The recycling continues, with new versions of old product coming out all the time. In many cases, this overlaps old stuff that I already have and see no need to replace, but some are worth noting, especially if they hit holes in your library:
Fats Waller: Volume 6 of the Complete Recorded Works (1940-42 , JSP, 4CD): At four discs per set, this brings the total to 24, most likely with one more (4-CD?) set to go. RCA Bluebird took a crack at offering a comprehensive Waller series back in the mid-1990s. I bought most of them, and always regretted the couple of boxes that I missed. At least from 1936 until he died in 1943, Waller could do little wrong. Earlier he was more spotty, but that includes some of his more legendary piano exploits. Good that at least someone cares enough to keep this marvelous music in print.

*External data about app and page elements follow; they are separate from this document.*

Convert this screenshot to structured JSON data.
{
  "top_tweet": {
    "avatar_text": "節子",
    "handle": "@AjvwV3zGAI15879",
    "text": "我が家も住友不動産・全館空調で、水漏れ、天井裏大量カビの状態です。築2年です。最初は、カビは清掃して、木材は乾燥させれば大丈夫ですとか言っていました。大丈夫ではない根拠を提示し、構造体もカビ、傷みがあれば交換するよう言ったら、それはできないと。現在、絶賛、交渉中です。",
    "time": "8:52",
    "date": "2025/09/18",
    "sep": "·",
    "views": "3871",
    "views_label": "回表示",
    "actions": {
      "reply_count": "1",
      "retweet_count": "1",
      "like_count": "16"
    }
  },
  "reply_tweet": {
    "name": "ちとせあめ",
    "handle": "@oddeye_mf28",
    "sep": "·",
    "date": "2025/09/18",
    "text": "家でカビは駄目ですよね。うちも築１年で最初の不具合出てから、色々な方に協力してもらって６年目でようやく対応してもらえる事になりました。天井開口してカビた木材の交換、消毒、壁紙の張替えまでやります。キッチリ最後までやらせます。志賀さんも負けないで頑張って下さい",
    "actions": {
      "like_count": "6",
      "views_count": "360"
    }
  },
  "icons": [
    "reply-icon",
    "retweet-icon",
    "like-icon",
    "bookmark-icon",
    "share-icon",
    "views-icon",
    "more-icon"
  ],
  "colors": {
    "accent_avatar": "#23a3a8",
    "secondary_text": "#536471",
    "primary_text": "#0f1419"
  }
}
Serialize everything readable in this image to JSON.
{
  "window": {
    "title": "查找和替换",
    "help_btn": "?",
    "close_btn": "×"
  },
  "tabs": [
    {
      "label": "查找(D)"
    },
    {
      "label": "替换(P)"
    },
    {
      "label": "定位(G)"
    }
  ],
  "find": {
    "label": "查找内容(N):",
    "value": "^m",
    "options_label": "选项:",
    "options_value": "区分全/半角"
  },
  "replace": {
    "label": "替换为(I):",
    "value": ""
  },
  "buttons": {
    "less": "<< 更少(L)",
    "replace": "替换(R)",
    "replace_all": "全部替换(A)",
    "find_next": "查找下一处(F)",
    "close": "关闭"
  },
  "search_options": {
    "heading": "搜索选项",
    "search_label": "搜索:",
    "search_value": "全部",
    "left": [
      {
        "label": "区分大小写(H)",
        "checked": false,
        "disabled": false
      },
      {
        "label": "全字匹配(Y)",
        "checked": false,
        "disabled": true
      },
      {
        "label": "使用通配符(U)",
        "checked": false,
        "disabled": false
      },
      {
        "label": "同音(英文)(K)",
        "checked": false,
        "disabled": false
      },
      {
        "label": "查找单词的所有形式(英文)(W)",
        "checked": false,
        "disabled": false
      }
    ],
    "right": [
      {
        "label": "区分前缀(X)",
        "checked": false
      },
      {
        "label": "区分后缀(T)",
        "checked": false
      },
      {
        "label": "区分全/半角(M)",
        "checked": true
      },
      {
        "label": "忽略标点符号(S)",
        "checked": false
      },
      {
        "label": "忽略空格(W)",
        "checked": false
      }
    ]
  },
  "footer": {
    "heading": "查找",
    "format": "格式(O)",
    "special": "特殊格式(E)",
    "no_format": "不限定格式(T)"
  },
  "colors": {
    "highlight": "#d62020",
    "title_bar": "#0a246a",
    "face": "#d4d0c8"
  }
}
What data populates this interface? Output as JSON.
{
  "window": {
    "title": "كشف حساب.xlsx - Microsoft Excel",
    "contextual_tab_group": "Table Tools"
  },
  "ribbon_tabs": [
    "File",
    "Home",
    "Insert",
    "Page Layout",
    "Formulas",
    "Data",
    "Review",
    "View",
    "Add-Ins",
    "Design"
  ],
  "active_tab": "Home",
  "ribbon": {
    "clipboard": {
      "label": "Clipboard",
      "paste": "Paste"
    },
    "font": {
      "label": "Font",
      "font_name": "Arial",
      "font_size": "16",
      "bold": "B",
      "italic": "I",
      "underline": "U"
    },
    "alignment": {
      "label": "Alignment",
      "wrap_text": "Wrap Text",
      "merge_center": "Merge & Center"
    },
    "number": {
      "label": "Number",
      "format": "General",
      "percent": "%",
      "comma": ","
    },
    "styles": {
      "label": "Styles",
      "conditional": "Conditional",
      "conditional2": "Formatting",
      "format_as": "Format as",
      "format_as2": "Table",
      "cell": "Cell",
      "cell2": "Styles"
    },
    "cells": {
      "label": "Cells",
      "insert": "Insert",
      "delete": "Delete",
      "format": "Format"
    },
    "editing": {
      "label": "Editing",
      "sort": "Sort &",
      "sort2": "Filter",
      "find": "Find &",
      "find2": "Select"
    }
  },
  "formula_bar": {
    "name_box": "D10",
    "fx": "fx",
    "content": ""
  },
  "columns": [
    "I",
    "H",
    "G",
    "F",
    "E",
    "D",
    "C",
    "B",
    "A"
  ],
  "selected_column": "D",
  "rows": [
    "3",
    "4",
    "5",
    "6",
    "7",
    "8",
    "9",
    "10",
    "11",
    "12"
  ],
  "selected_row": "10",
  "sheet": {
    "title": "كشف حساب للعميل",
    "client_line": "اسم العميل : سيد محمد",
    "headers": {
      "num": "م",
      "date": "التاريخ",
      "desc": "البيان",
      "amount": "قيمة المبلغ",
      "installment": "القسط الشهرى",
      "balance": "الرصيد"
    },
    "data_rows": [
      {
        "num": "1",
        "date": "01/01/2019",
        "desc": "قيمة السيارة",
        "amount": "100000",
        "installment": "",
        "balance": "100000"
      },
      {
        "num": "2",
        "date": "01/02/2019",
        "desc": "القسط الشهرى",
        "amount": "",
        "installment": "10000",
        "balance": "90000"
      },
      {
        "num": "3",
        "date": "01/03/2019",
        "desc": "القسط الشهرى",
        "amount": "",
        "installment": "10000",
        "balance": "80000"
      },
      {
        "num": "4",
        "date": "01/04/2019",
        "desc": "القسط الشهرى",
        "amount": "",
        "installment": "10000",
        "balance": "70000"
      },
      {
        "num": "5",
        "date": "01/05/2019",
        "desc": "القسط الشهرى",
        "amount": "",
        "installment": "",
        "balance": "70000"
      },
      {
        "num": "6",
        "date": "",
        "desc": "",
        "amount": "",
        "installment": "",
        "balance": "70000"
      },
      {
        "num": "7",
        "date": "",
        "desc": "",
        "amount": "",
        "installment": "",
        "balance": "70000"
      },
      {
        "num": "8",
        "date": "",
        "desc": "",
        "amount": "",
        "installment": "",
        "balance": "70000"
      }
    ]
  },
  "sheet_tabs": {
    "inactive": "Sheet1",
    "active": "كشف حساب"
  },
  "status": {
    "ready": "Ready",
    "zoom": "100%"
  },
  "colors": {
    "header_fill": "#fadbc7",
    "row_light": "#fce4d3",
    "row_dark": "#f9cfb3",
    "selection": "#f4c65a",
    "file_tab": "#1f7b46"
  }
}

Bob Wills & His Texas Playboys: The Tiffany Transcriptions (1946-47 , Collectors Choice, 10CD): Radio shots, recycling old hits and much more. Rhino released these on 10 separate CDs from 1982-90. I have them all: mostly A-, with Vol. 7 higher, Vol. 6 a bit lower, and only Vol. 10: The McKinney Sisters down in the ordinary range.
JSP's 4-CD boxes aren't quite the bargain they used to be, what with the ever-shrinking dollar pushing them up toward $30 from the $20 it used to be possible to find them at. They have new boxes by Leadbelly, J.E. Mainer, Ernest Tubb, Sonny Boy Williamson, Champion Jack Dupree, Uncle Dave Macon, Rembetika star Vassilis Tsitsanis, and two Brits: George Formby and George Shearing.
Copyright © 2009 Tom Hull.